As it turns out, many organizations just don’t have a need for personas to drive design decisions, because most of their design needs just aren’t that complex. I know many folks out there who are a bit more idealistic than I am might bristle on this—and I want to hear from them—but there comes a point where a team just needs to make a decision on where to invest time and resources. For smaller, leaner organizations, design teams might benefit a lot more from investing elsewhere, such as usability testing or accessibility reviews.
User personas are much less actionably useful for less complex products than, say, marketing persons that directly inform communication needs and potential impact.
They’re also not-at-all-cheap to develop; when teams realize this, you know what happens next? They fill in the persona’s blanks with assumptions, which makes them functionally useless. Well, maybe not completely useless, but the personas are now something else entirely—speculation.
A rollout problem
Even if a team has created the most useful, awesome personas, and the product has pretty complex design needs, there are still more hurdles. Most importantly, communication and rollout.
Any teams with stakeholders need to understand the importance of personas and user-centered design (and the time and cost they require), and that’s…well, it’s hard. Especially for non-tech-centric companies (though those are fewer and farther between these days). This means that a very dedicated and enthusiastic evangelist will need to “sell” the personas to everyone, not just design nerds.
Maybe for the big sexy products this isn’t a problem, but it sure is for the everyday Janes and Joes out there just trying to redesign their not-overly-complex websites. It’s not worth their time and limited resources to invest energy into something that will require such heavy lifting of stakeholder management.
So what’s my point?
Sometimes, user personas aren’t worth it for teams with less complex problems.

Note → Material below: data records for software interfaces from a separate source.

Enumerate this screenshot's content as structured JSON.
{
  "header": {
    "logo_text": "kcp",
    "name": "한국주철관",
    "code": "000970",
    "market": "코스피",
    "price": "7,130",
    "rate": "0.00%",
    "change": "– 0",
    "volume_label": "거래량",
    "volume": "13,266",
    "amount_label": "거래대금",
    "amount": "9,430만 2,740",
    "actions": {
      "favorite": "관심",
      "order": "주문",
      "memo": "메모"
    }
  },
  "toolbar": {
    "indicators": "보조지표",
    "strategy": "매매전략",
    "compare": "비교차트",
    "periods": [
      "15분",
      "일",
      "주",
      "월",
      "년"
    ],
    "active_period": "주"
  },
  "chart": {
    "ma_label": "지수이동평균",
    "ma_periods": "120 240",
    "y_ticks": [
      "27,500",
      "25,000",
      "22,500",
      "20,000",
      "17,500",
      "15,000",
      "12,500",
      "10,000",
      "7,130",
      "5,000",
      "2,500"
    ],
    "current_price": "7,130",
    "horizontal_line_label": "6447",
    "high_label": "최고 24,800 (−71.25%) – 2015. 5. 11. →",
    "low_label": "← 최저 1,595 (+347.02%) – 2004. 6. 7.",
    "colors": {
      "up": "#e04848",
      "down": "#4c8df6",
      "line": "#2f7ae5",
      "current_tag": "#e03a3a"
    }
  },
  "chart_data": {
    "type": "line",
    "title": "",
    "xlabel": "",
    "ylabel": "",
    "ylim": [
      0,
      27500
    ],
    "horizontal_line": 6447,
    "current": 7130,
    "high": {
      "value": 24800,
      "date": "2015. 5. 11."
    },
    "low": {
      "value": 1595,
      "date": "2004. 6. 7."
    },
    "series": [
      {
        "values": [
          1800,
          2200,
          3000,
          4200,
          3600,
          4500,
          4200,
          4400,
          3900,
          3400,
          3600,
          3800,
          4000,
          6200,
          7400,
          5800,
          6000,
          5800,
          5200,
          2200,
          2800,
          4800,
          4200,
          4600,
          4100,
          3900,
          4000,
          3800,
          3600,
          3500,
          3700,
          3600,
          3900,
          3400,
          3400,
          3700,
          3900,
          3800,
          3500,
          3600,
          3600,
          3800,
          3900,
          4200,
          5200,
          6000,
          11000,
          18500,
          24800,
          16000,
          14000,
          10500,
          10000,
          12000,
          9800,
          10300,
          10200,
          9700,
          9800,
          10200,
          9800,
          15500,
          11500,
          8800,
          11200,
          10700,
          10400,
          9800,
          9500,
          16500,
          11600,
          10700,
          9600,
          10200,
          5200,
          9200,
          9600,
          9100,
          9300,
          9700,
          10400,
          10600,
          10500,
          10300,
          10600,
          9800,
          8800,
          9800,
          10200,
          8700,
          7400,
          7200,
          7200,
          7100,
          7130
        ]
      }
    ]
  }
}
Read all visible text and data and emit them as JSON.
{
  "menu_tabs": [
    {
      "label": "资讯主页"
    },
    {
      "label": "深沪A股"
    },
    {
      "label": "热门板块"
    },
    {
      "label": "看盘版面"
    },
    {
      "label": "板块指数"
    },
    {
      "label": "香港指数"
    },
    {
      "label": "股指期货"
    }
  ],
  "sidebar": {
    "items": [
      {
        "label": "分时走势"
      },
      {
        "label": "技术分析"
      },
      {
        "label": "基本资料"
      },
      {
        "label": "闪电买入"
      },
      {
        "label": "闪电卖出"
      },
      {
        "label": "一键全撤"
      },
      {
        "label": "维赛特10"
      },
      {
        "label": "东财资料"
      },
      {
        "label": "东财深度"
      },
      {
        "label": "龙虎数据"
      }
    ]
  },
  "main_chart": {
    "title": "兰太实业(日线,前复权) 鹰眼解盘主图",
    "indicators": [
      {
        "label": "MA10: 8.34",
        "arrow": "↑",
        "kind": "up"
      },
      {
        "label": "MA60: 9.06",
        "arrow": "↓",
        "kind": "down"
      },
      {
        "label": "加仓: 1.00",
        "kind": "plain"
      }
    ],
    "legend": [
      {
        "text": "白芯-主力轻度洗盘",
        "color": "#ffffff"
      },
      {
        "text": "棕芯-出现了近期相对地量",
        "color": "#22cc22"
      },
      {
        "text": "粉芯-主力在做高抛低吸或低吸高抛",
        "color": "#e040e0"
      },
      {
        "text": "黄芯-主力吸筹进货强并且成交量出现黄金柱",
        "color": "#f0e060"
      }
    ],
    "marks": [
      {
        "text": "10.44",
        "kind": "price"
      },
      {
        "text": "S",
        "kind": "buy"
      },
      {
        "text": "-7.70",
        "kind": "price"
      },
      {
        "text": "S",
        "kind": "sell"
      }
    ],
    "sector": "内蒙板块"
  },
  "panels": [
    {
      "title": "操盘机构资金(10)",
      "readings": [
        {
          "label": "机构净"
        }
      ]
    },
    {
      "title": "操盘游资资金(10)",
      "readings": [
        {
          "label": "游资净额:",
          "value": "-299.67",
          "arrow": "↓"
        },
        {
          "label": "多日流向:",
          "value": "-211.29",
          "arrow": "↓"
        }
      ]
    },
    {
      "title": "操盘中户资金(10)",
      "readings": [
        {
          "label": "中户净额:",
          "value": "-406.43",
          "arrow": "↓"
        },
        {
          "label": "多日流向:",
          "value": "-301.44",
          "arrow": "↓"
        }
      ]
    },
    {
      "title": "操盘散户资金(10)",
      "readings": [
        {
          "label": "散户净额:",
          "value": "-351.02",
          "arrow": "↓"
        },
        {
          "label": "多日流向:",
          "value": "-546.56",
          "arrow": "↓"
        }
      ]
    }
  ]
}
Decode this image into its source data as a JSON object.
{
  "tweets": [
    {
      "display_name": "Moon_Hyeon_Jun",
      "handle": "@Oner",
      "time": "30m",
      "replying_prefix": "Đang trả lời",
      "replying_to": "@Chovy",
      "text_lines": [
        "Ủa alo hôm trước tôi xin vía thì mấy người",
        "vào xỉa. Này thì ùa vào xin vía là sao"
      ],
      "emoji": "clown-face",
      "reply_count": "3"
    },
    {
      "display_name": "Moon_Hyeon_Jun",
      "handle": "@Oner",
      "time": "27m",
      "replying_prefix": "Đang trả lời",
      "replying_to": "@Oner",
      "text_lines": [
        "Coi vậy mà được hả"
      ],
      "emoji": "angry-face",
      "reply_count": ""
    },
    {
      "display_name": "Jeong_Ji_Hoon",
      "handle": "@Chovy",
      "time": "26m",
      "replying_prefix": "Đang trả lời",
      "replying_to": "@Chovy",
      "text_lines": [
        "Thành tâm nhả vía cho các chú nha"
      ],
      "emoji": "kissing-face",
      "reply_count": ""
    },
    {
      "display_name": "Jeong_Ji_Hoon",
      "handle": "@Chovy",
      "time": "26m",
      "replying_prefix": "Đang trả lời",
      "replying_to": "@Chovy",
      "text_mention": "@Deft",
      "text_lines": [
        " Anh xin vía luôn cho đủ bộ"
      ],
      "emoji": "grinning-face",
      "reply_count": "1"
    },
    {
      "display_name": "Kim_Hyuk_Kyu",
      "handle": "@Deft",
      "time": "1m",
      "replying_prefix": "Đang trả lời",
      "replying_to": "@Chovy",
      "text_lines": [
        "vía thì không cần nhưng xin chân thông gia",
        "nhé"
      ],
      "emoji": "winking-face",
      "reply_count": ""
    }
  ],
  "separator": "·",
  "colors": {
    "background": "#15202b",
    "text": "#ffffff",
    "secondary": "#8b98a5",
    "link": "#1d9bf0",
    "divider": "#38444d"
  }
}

And I’m certainly not the first to be writing about this, but it seems to be coming up more and more in my agency life, so I thought I’d get some reader input. What do you think? Are user personas always worth the time?